The California State Supreme Court refused to rehear a state appellate court decision that upheld the validity of the cap and trade program (CATP) established in Assembly Bill 32 (2006). Those challenging the program claimed that (1) the program required firms to acquire allowances to operate and (2) that the auction receipts were budgeted into state programs like other tax revenues. However, the Court’s decision was a victory for those who believe that stronger property rights can lead to an improved environment.
The AB 32 CATP defined the property rights for individual firms and for the public in allowed GHG emissions into the atmosphere. CARB also allocated allowances for free to these firms and set rates of declining annual emission totals (with some upward adjustments to accommodate interstate and international competitiveness). This is akin to delineating the acreage that a property owner has, and then setting out a rate at which the property owner must dedicate a portion to public use, while still allowing the owner to continue to use that land. The U.S. Supreme Court just upheld the ability of state governments to regulate land use in this manner. The CATP essentially allows an owner to continue to use the land in same manner by acquiring usage rates from other owners who may find it more lucrative to sell their allowances rather than use them. Under AB 32, the state auctions some of those allowances to make for a liquid market, while other allowances are traded bilaterally amongst firms. The bottom line is that CATP established property rights in GHG emissions, just as California established water property rights in 1914.

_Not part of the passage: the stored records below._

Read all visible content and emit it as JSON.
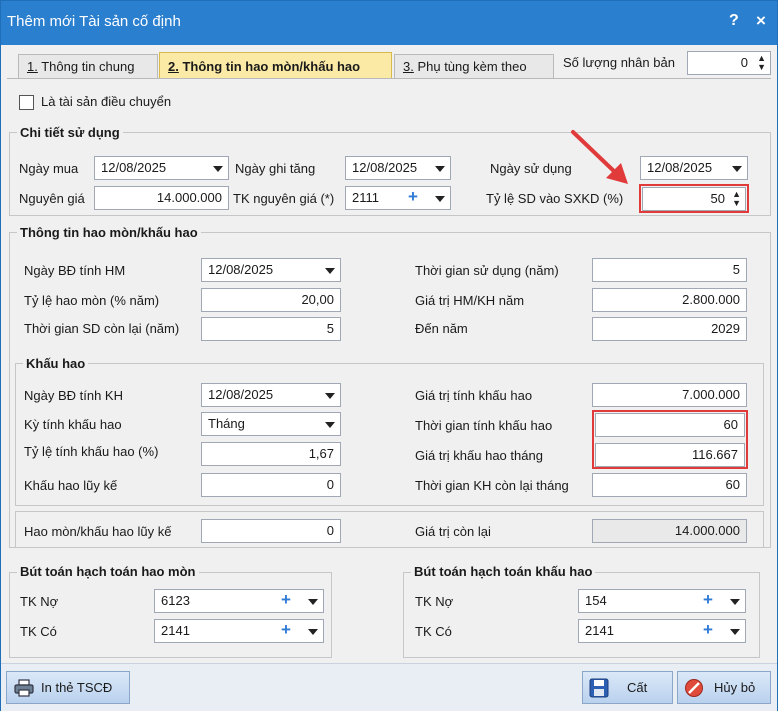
{
  "window": {
    "title": "Thêm mới Tài sản cố định",
    "help": "?",
    "close": "×"
  },
  "tabs": [
    {
      "num": "1.",
      "label": " Thông tin chung"
    },
    {
      "num": "2.",
      "label": " Thông tin hao mòn/khấu hao"
    },
    {
      "num": "3.",
      "label": " Phụ tùng kèm theo"
    }
  ],
  "clone": {
    "label": "Số lượng nhân bản",
    "value": "0"
  },
  "transfer_checkbox": {
    "label": "Là tài sản điều chuyển",
    "checked": false
  },
  "usage": {
    "title": "Chi tiết sử dụng",
    "purchase_date_label": "Ngày mua",
    "purchase_date": "12/08/2025",
    "record_date_label": "Ngày ghi tăng",
    "record_date": "12/08/2025",
    "use_date_label": "Ngày sử dụng",
    "use_date": "12/08/2025",
    "cost_label": "Nguyên giá",
    "cost": "14.000.000",
    "account_label": "TK nguyên giá (*)",
    "account": "2111",
    "ratio_label": "Tỷ lệ SD vào SXKD (%)",
    "ratio": "50"
  },
  "depreciation": {
    "title": "Thông tin hao mòn/khấu hao",
    "hm_start_label": "Ngày BĐ tính HM",
    "hm_start": "12/08/2025",
    "use_years_label": "Thời gian sử dụng (năm)",
    "use_years": "5",
    "hm_rate_label": "Tỷ lệ hao mòn (% năm)",
    "hm_rate": "20,00",
    "hm_year_value_label": "Giá trị HM/KH năm",
    "hm_year_value": "2.800.000",
    "remaining_years_label": "Thời gian SD còn lại (năm)",
    "remaining_years": "5",
    "until_year_label": "Đến năm",
    "until_year": "2029"
  },
  "amortization": {
    "title": "Khấu hao",
    "kh_start_label": "Ngày BĐ tính KH",
    "kh_start": "12/08/2025",
    "kh_value_label": "Giá trị tính khấu hao",
    "kh_value": "7.000.000",
    "period_label": "Kỳ tính khấu hao",
    "period": "Tháng",
    "kh_months_label": "Thời gian tính khấu hao",
    "kh_months": "60",
    "kh_rate_label": "Tỷ lệ tính khấu hao (%)",
    "kh_rate": "1,67",
    "kh_monthly_label": "Giá trị khấu hao tháng",
    "kh_monthly": "116.667",
    "accumulated_label": "Khấu hao lũy kế",
    "accumulated": "0",
    "kh_remaining_label": "Thời gian KH còn lại tháng",
    "kh_remaining": "60"
  },
  "totals": {
    "accum_label": "Hao mòn/khấu hao lũy kế",
    "accum": "0",
    "residual_label": "Giá trị còn lại",
    "residual": "14.000.000"
  },
  "entries_hm": {
    "title": "Bút toán hạch toán hao mòn",
    "debit_label": "TK Nợ",
    "debit": "6123",
    "credit_label": "TK Có",
    "credit": "2141"
  },
  "entries_kh": {
    "title": "Bút toán hạch toán khấu hao",
    "debit_label": "TK Nợ",
    "debit": "154",
    "credit_label": "TK Có",
    "credit": "2141"
  },
  "buttons": {
    "print": "In thẻ TSCĐ",
    "save": "Cất",
    "cancel": "Hủy bỏ"
  },
  "colors": {
    "title_bar": "#2b7fcf",
    "active_tab": "#fbe9a6",
    "highlight": "#e03a3a"
  }
}
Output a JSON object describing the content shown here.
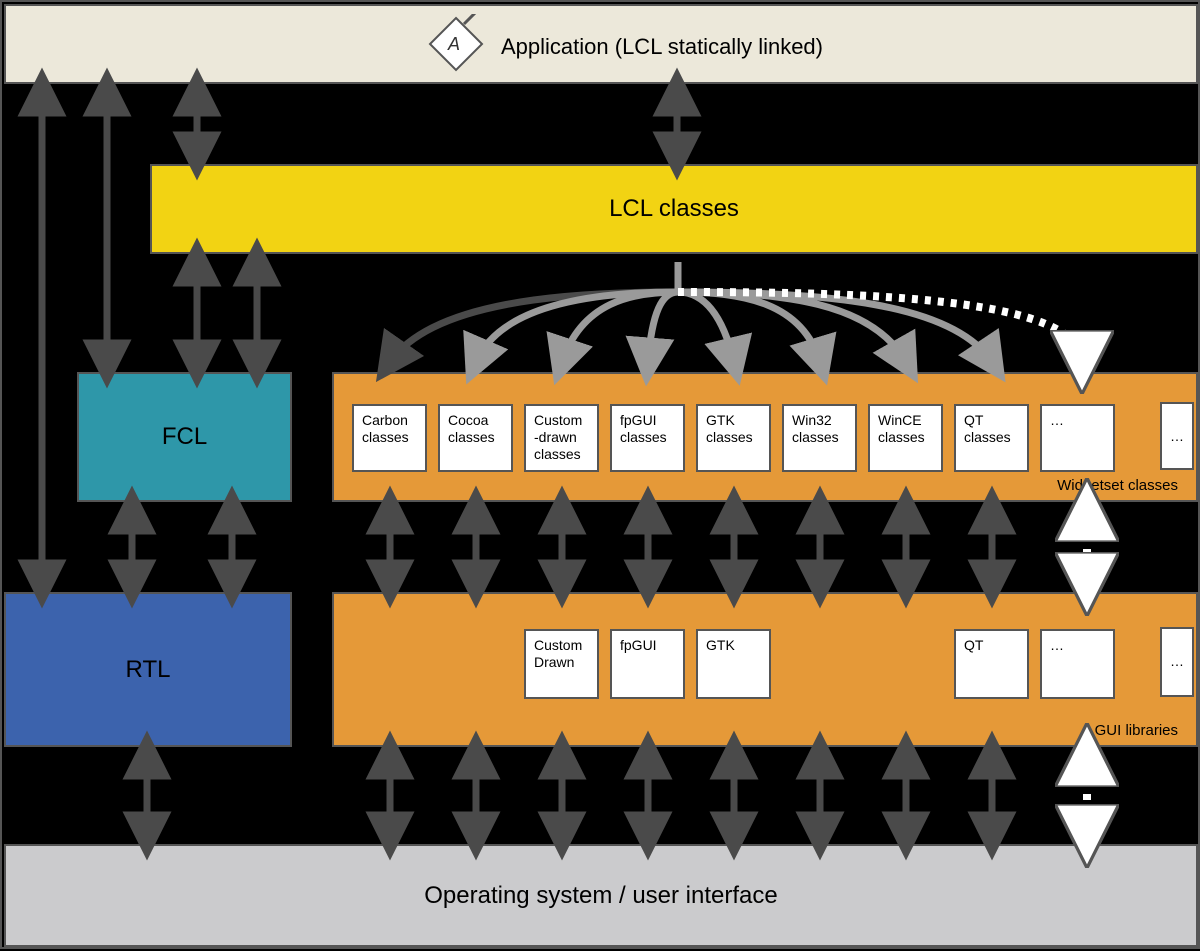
{
  "application": {
    "label": "Application (LCL   statically linked)"
  },
  "lcl": {
    "label": "LCL classes"
  },
  "fcl": {
    "label": "FCL"
  },
  "rtl": {
    "label": "RTL"
  },
  "widgetset": {
    "items": {
      "carbon": "Carbon\nclasses",
      "cocoa": "Cocoa\nclasses",
      "custom": "Custom\n-drawn\nclasses",
      "fpgui": "fpGUI\nclasses",
      "gtk": "GTK\nclasses",
      "win32": "Win32\nclasses",
      "wince": "WinCE\nclasses",
      "qt": "QT\nclasses",
      "more": "…"
    },
    "more_ellipsis": "…",
    "tag": "Widgetset   classes"
  },
  "gui": {
    "items": {
      "custom": "Custom\nDrawn",
      "fpgui": "fpGUI",
      "gtk": "GTK",
      "qt": "QT",
      "more": "…"
    },
    "more_ellipsis": "…",
    "tag": "GUI libraries"
  },
  "os": {
    "label": "Operating system / user interface"
  },
  "colors": {
    "app": "#ece8da",
    "lcl": "#f2d313",
    "fcl": "#2e97a9",
    "rtl": "#3c63ad",
    "ws": "#e59938",
    "gui": "#e59938",
    "os": "#cbcbcd"
  }
}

If the CATP had been declared to be another tax, then any disbursement of government property that generated revenues, e.g., sale of excess office space or forest land, could also be considered a “tax” subject to a two-thirds vote approval by the State Legislature under the state constitution. I doubt that the plaintiffs in this case (led by the Chamber of Commerce) intended that sale of state property would require a two-thirds supermajority vote.
GTM compiles the studies done over the last month in anticipation of the release of the study ordered by Energy Secretary Rick Perry to examine how increased renewable energy threatens grid reliability.
Source: The Rising Tide of Evidence Against Blaming Wind and Solar for Grid Instability | Greentech Media
Severin Borenstein’s post raises an important issue that economists have ignore for too long. I posted the following comment there:
We gave politicians the tool of benefit-cost analysis which they have used to justify their policy objectives, but we completely failed to drive home the requirement that those parties who are on the losing end need to be compensated as well. I looked in my edition of Ned Gramlich’s book on Benefit-Cost Analysis (who taught my course), and the word “compensation” is not even in the index! Working on environmental regulations, I regularly see agency staff derive large positive ratios for the “general public” and then completely dismiss the concerns of particular groups that will be carrying all the burdens of delivering those benefits. If we’re going to teach benefit-cost analysis, we need to emphasize the “cost” side as much as the “benefit” that politicians love to extol.
Source: Creative Pie Slicing To Address Climate Policy Opposition |
California’s SB 775 would prohibit interaction with other states’ cap and trade programs. The best alternative to a federal program is a network of state markets.
“A cap-and-trade program in Virginia would be the third in the U.S., and buck direction from the White House to pull back on carbon regulation.”
Source: Virginia to establish cap-and-trade program in push to regulate carbon emissions | Utility Dive